#### THE TASK:
Take from the data every line in which the word "спорта" is found.
[Opening TASK MATERIAL section]
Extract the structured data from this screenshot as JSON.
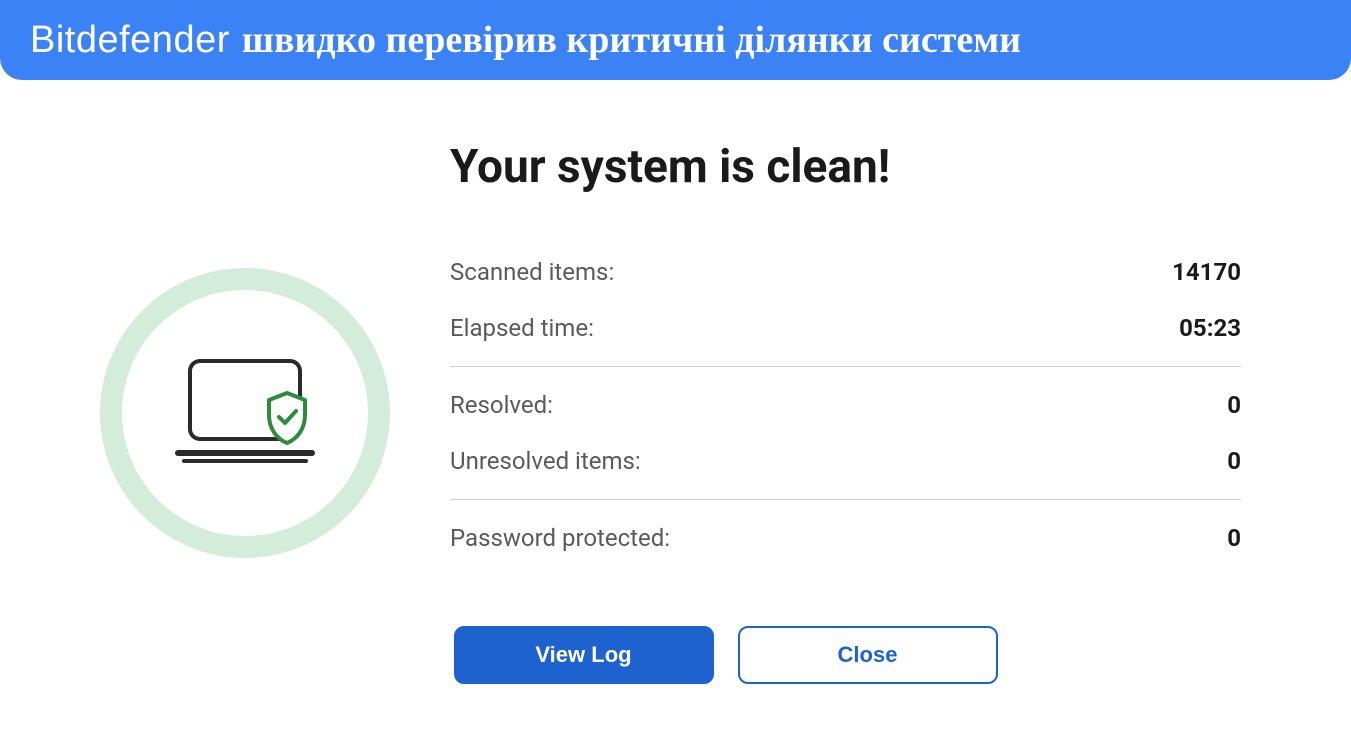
{
  "banner": {
    "brand": "Bitdefender",
    "text": "швидко перевірив критичні ділянки системи"
  },
  "main": {
    "heading": "Your system is clean!",
    "stats": {
      "scanned_items_label": "Scanned items:",
      "scanned_items_value": "14170",
      "elapsed_time_label": "Elapsed time:",
      "elapsed_time_value": "05:23",
      "resolved_label": "Resolved:",
      "resolved_value": "0",
      "unresolved_label": "Unresolved items:",
      "unresolved_value": "0",
      "password_protected_label": "Password protected:",
      "password_protected_value": "0"
    }
  },
  "buttons": {
    "view_log": "View Log",
    "close": "Close"
  }
}
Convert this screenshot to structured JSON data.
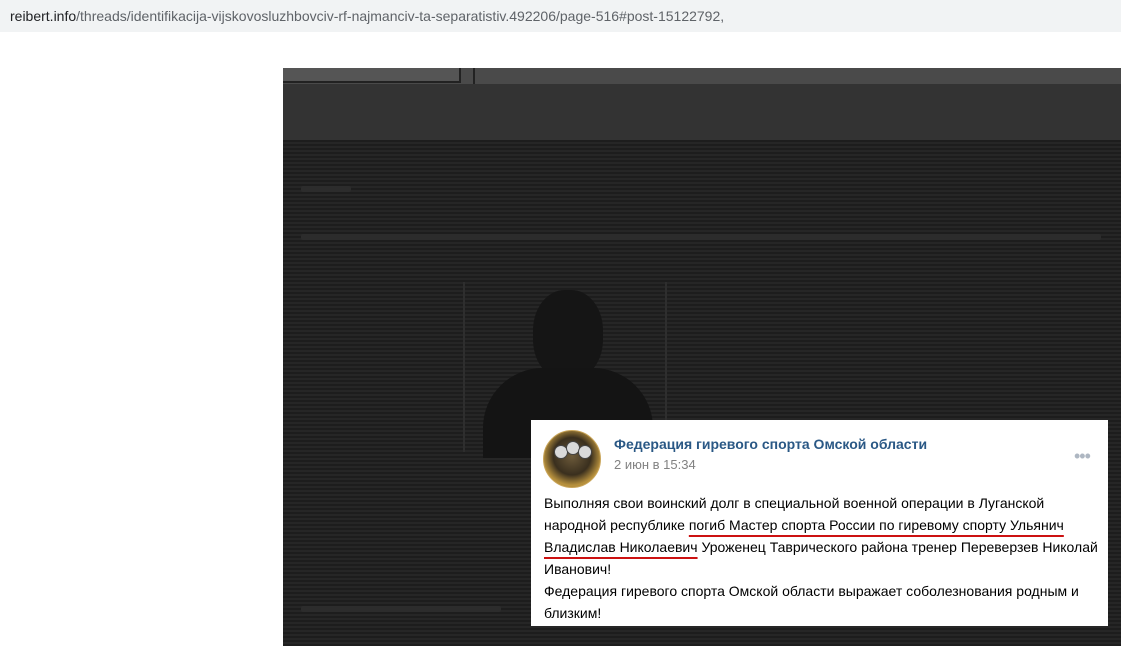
{
  "browser": {
    "url_host": "reibert.info",
    "url_path": "/threads/identifikacija-vijskovosluzhbovciv-rf-najmanciv-ta-separatistiv.492206/page-516#post-15122792,"
  },
  "post": {
    "group_name": "Федерация гиревого спорта Омской области",
    "time": "2 июн в 15:34",
    "menu_icon": "more-dots-icon",
    "text": {
      "part1": "Выполняя свои воинский долг в специальной военной операции в Луганской народной республике ",
      "underlined1": "погиб Мастер спорта России по гиревому спорту Ульянич",
      "underlined2": "Владислав Николаевич",
      "part2": " Уроженец Таврического района тренер Переверзев Николай Иванович!",
      "paragraph2": "Федерация гиревого спорта Омской области выражает соболезнования родным и близким!"
    },
    "underline_color": "#cc1111"
  }
}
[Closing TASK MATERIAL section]
#### OUTPUT OF THE EXERCISE:
    "group_name": "Федерация гиревого спорта Омской области",
      "underlined1": "погиб Мастер спорта России по гиревому спорту Ульянич",
      "paragraph2": "Федерация гиревого спорта Омской области выражает соболезнования родным и близким!"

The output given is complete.